*** Opening DATA EXTRACT ***
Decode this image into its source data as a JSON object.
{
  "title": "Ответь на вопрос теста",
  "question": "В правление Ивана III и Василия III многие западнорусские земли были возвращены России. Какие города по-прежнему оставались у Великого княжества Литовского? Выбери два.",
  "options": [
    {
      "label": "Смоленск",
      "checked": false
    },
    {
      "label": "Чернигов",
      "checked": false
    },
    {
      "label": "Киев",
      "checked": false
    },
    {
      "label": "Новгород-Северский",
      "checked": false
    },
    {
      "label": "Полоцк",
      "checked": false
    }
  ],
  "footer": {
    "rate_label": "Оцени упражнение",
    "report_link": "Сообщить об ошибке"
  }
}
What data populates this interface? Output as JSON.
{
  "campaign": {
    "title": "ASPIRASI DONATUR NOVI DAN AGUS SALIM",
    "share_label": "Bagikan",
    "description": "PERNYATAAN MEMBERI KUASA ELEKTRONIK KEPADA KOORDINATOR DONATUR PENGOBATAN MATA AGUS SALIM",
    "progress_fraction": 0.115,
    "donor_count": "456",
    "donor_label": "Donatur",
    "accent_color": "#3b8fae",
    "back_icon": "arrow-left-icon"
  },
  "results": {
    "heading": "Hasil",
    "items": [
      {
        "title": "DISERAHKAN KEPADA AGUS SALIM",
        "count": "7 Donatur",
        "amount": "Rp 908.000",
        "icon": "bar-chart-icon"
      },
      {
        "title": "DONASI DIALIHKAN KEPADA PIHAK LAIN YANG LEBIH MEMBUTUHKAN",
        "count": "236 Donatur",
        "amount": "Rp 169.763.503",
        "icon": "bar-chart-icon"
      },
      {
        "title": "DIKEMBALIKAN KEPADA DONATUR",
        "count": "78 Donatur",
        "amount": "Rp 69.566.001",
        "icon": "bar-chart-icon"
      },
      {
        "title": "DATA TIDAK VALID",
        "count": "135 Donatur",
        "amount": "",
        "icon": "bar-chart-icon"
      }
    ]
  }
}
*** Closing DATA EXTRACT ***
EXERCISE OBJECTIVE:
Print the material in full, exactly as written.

SOLUTION TO THIS PROBLEM:
Decode this image into its source data as a JSON object.
{
  "title": "Ответь на вопрос теста",
  "question": "В правление Ивана III и Василия III многие западнорусские земли были возвращены России. Какие города по-прежнему оставались у Великого княжества Литовского? Выбери два.",
  "options": [
    {
      "label": "Смоленск",
      "checked": false
    },
    {
      "label": "Чернигов",
      "checked": false
    },
    {
      "label": "Киев",
      "checked": false
    },
    {
      "label": "Новгород-Северский",
      "checked": false
    },
    {
      "label": "Полоцк",
      "checked": false
    }
  ],
  "footer": {
    "rate_label": "Оцени упражнение",
    "report_link": "Сообщить об ошибке"
  }
}
What data populates this interface? Output as JSON.
{
  "campaign": {
    "title": "ASPIRASI DONATUR NOVI DAN AGUS SALIM",
    "share_label": "Bagikan",
    "description": "PERNYATAAN MEMBERI KUASA ELEKTRONIK KEPADA KOORDINATOR DONATUR PENGOBATAN MATA AGUS SALIM",
    "progress_fraction": 0.115,
    "donor_count": "456",
    "donor_label": "Donatur",
    "accent_color": "#3b8fae",
    "back_icon": "arrow-left-icon"
  },
  "results": {
    "heading": "Hasil",
    "items": [
      {
        "title": "DISERAHKAN KEPADA AGUS SALIM",
        "count": "7 Donatur",
        "amount": "Rp 908.000",
        "icon": "bar-chart-icon"
      },
      {
        "title": "DONASI DIALIHKAN KEPADA PIHAK LAIN YANG LEBIH MEMBUTUHKAN",
        "count": "236 Donatur",
        "amount": "Rp 169.763.503",
        "icon": "bar-chart-icon"
      },
      {
        "title": "DIKEMBALIKAN KEPADA DONATUR",
        "count": "78 Donatur",
        "amount": "Rp 69.566.001",
        "icon": "bar-chart-icon"
      },
      {
        "title": "DATA TIDAK VALID",
        "count": "135 Donatur",
        "amount": "",
        "icon": "bar-chart-icon"
      }
    ]
  }
}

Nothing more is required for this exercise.